Michigan Dogs Hit By Canine Parvovirus Despite Testing Negative to Screening

The Michigan Department of Agriculture and Rural Development has identified the mysterious disease killing dogs in the state as canine parvovirus. More than 30 dogs at an animal shelter in Ostego County died from the disease, and other shelters as well as private pet owners recorded dog fatalities from the strange infection.

State officials have however identified the disease and noted that it only affects unvaccinated dogs. State Veterinarian Nora Wineland said there are effective vaccines against the disease, and that it could prove highly contagious and very severe in infected dogs. She clarified that canine parvovirus is not contagious to humans and other domestic animals.

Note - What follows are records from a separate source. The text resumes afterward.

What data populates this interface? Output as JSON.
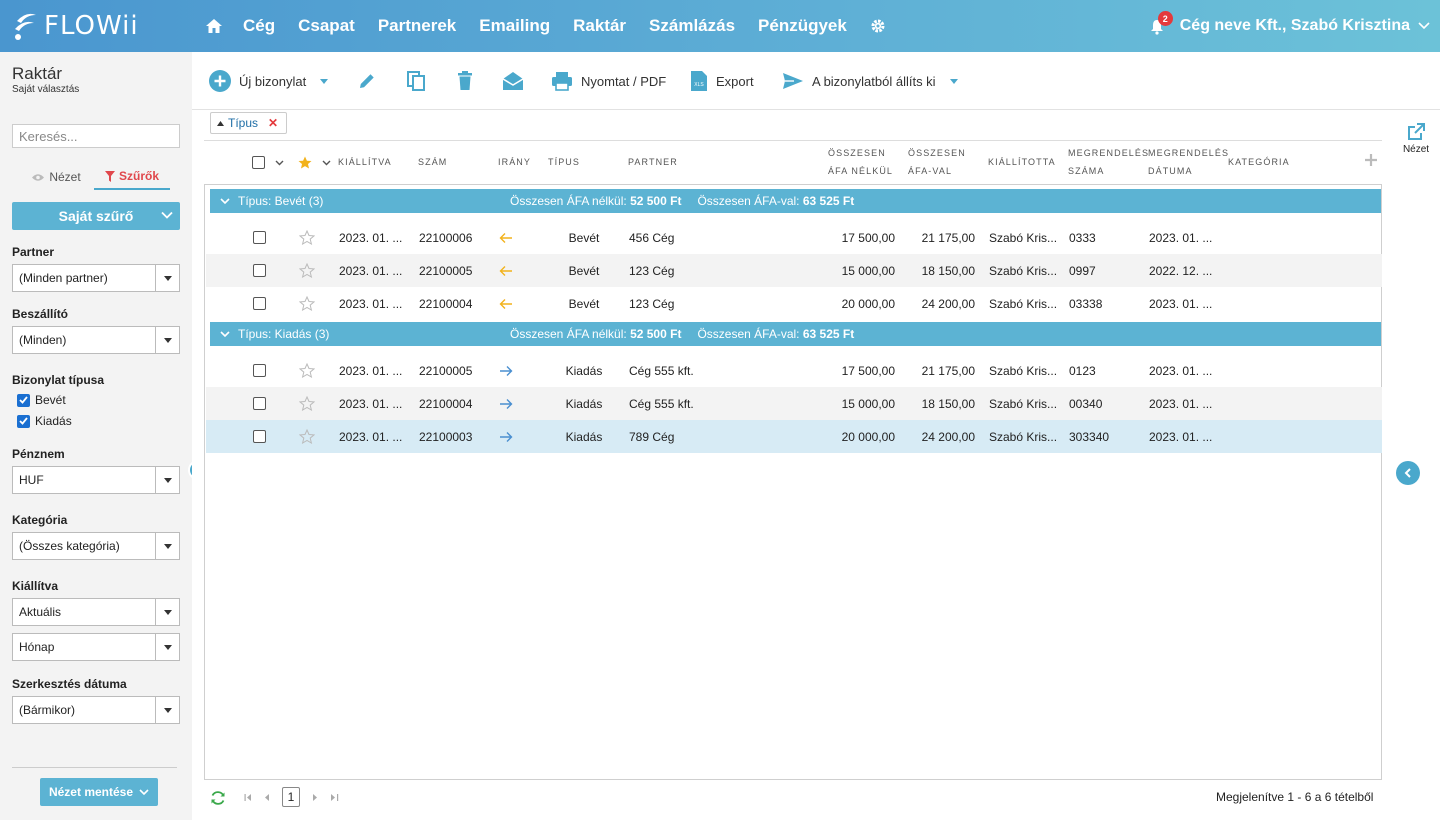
{
  "brand": {
    "name": "FLOWii"
  },
  "nav": {
    "items": [
      "Cég",
      "Csapat",
      "Partnerek",
      "Emailing",
      "Raktár",
      "Számlázás",
      "Pénzügyek"
    ]
  },
  "user": {
    "notifications": "2",
    "label": "Cég neve Kft., Szabó Krisztina"
  },
  "sidebar": {
    "title": "Raktár",
    "subtitle": "Saját választás",
    "search_placeholder": "Keresés...",
    "tab_view": "Nézet",
    "tab_filters": "Szűrők",
    "own_filter": "Saját szűrő",
    "partner_label": "Partner",
    "partner_value": "(Minden partner)",
    "supplier_label": "Beszállító",
    "supplier_value": "(Minden)",
    "doctype_label": "Bizonylat típusa",
    "doctype_options": [
      "Bevét",
      "Kiadás"
    ],
    "currency_label": "Pénznem",
    "currency_value": "HUF",
    "category_label": "Kategória",
    "category_value": "(Összes kategória)",
    "issued_label": "Kiállítva",
    "issued_value": "Aktuális",
    "issued_period": "Hónap",
    "edited_label": "Szerkesztés dátuma",
    "edited_value": "(Bármikor)",
    "save_view": "Nézet mentése"
  },
  "toolbar": {
    "new_doc": "Új bizonylat",
    "print": "Nyomtat / PDF",
    "export": "Export",
    "issue_from": "A bizonylatból állíts ki"
  },
  "filter_chip": {
    "label": "Típus"
  },
  "columns": {
    "issued": "Kiállítva",
    "number": "Szám",
    "direction": "Irány",
    "type": "Típus",
    "partner": "Partner",
    "net_1": "Összesen",
    "net_2": "ÁFA nélkül",
    "gross_1": "Összesen",
    "gross_2": "ÁFA-val",
    "issuer": "Kiállította",
    "order_no_1": "Megrendelés",
    "order_no_2": "száma",
    "order_date_1": "Megrendelés",
    "order_date_2": "dátuma",
    "category": "Kategória"
  },
  "groups": [
    {
      "title": "Típus: Bevét (3)",
      "sum_net_label": "Összesen ÁFA nélkül:",
      "sum_net_value": "52 500 Ft",
      "sum_gross_label": "Összesen ÁFA-val:",
      "sum_gross_value": "63 525 Ft",
      "rows": [
        {
          "issued": "2023. 01. ...",
          "number": "22100006",
          "direction": "in",
          "type": "Bevét",
          "partner": "456 Cég",
          "net": "17 500,00",
          "gross": "21 175,00",
          "issuer": "Szabó Kris...",
          "order_no": "0333",
          "order_date": "2023. 01. ..."
        },
        {
          "issued": "2023. 01. ...",
          "number": "22100005",
          "direction": "in",
          "type": "Bevét",
          "partner": "123 Cég",
          "net": "15 000,00",
          "gross": "18 150,00",
          "issuer": "Szabó Kris...",
          "order_no": "0997",
          "order_date": "2022. 12. ..."
        },
        {
          "issued": "2023. 01. ...",
          "number": "22100004",
          "direction": "in",
          "type": "Bevét",
          "partner": "123 Cég",
          "net": "20 000,00",
          "gross": "24 200,00",
          "issuer": "Szabó Kris...",
          "order_no": "03338",
          "order_date": "2023. 01. ..."
        }
      ]
    },
    {
      "title": "Típus: Kiadás (3)",
      "sum_net_label": "Összesen ÁFA nélkül:",
      "sum_net_value": "52 500 Ft",
      "sum_gross_label": "Összesen ÁFA-val:",
      "sum_gross_value": "63 525 Ft",
      "rows": [
        {
          "issued": "2023. 01. ...",
          "number": "22100005",
          "direction": "out",
          "type": "Kiadás",
          "partner": "Cég 555 kft.",
          "net": "17 500,00",
          "gross": "21 175,00",
          "issuer": "Szabó Kris...",
          "order_no": "0123",
          "order_date": "2023. 01. ..."
        },
        {
          "issued": "2023. 01. ...",
          "number": "22100004",
          "direction": "out",
          "type": "Kiadás",
          "partner": "Cég 555 kft.",
          "net": "15 000,00",
          "gross": "18 150,00",
          "issuer": "Szabó Kris...",
          "order_no": "00340",
          "order_date": "2023. 01. ..."
        },
        {
          "issued": "2023. 01. ...",
          "number": "22100003",
          "direction": "out",
          "type": "Kiadás",
          "partner": "789 Cég",
          "net": "20 000,00",
          "gross": "24 200,00",
          "issuer": "Szabó Kris...",
          "order_no": "303340",
          "order_date": "2023. 01. ..."
        }
      ]
    }
  ],
  "footer": {
    "page": "1",
    "status": "Megjelenítve 1 - 6 a 6 tételből"
  },
  "right_panel": {
    "view_label": "Nézet"
  },
  "colors": {
    "accent": "#5cb3d3",
    "in_arrow": "#f2b21b",
    "out_arrow": "#4a8fd0",
    "filter_red": "#e0474c"
  }
}
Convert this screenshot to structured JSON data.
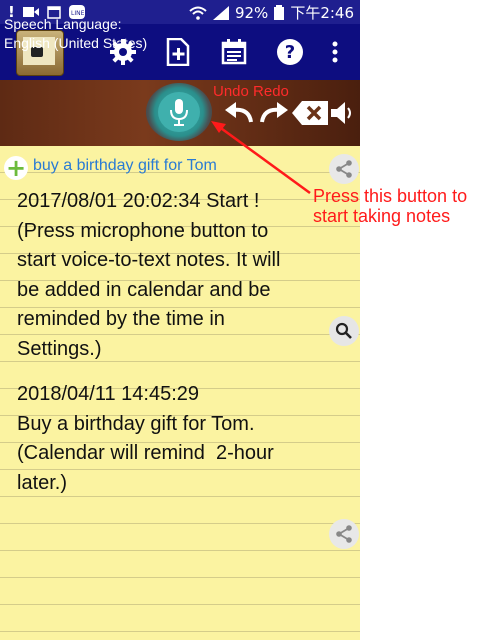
{
  "statusbar": {
    "battery": "92%",
    "time": "下午2:46",
    "icons": [
      "alert-icon",
      "video-icon",
      "calendar-icon",
      "line-icon",
      "wifi-icon",
      "signal-icon",
      "battery-icon"
    ]
  },
  "appbar": {
    "icons": [
      "app-logo-icon",
      "gear-icon",
      "add-file-icon",
      "calendar-icon",
      "help-icon",
      "more-vert-icon"
    ]
  },
  "toolbar": {
    "language_label": "Speech Language:",
    "language_value": "English (United States)",
    "undo_redo_label": "Undo Redo",
    "icons": [
      "mic-icon",
      "undo-icon",
      "redo-icon",
      "backspace-icon",
      "speaker-icon"
    ]
  },
  "note": {
    "title": "buy a birthday gift for Tom",
    "entry1": "2017/08/01 20:02:34 Start !\n(Press microphone button to\nstart voice-to-text notes. It will\nbe added in calendar and be\nreminded by the time in\nSettings.)",
    "entry2": "2018/04/11 14:45:29\nBuy a birthday gift for Tom.\n(Calendar will remind  2-hour\nlater.)"
  },
  "callout": {
    "line1": "Press this button to",
    "line2": "start taking notes"
  },
  "colors": {
    "appbar": "#0d0d80",
    "toolbar": "#6b3318",
    "paper": "#fbf3a1",
    "callout": "#ff1a1a",
    "title": "#2a7bd4"
  }
}
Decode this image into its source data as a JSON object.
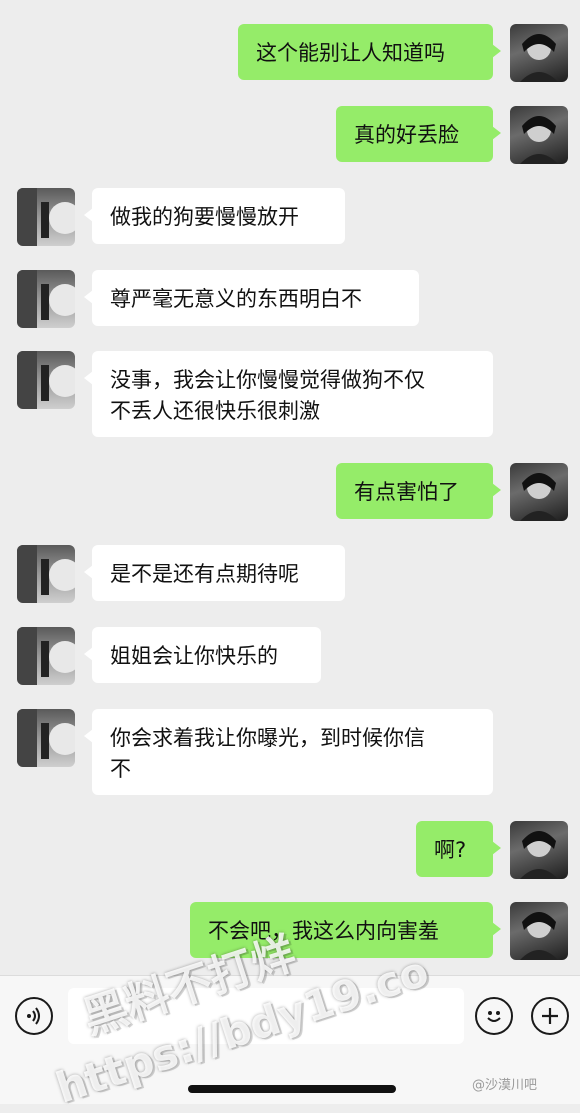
{
  "messages": [
    {
      "from": "me",
      "text": "这个能别让人知道吗"
    },
    {
      "from": "me",
      "text": "真的好丢脸"
    },
    {
      "from": "her",
      "text": "做我的狗要慢慢放开"
    },
    {
      "from": "her",
      "text": "尊严毫无意义的东西明白不"
    },
    {
      "from": "her",
      "line1": "没事，我会让你慢慢觉得做狗不仅",
      "line2": "不丢人还很快乐很刺激"
    },
    {
      "from": "me",
      "text": "有点害怕了"
    },
    {
      "from": "her",
      "text": "是不是还有点期待呢"
    },
    {
      "from": "her",
      "text": "姐姐会让你快乐的"
    },
    {
      "from": "her",
      "line1": "你会求着我让你曝光，到时候你信",
      "line2": "不"
    },
    {
      "from": "me",
      "text": "啊?"
    },
    {
      "from": "me",
      "text": "不会吧，我这么内向害羞"
    }
  ],
  "input_bar": {
    "voice_icon": "voice-icon",
    "emoji_icon": "emoji-icon",
    "plus_icon": "plus-icon",
    "input_value": ""
  },
  "watermarks": {
    "line1": "黑料不打烊",
    "line2": "https://bdy19.co",
    "corner": "@沙漠川吧"
  },
  "colors": {
    "background": "#ededed",
    "my_bubble": "#95ec69",
    "her_bubble": "#ffffff"
  }
}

“We have a highly effective vaccine available to help protect dogs from the virus,” Wineland said. “Dogs that are not fully vaccinated against this virus are the most at risk,” she continued. “Dog owners across Michigan must work closely with their veterinarians to ensure their dogs are appropriately vaccinated and given timely boosters to keep their pets safe and healthy.”

The director of the Michigan State University Veterinary Diagnostic Laboratory, Kim Dodd, said infected dogs experience fatigue, diarrhea, and loss of appetite. She however expressed concern that despite being infected with the disease, most dogs tested negative to screening tests conducted at veterinary clinics and animal shelters.

“While those tests are valuable in the clinical setting, they are not as sensitive as the diagnostic tests we can perform here in the laboratory,” Dodd stated. “We continue to further characterize the virus in hopes of better understanding why those animals were testing negative on screening tests.”

Given the current trajectory of canine parvovirus, it is hoped that dog owners in Michigan will vaccinate their dogs to reduce the chances of infection. State officials urged dog owners to work with their veterinarians and animal carers to get the vaccination to curtail the spread of the disease.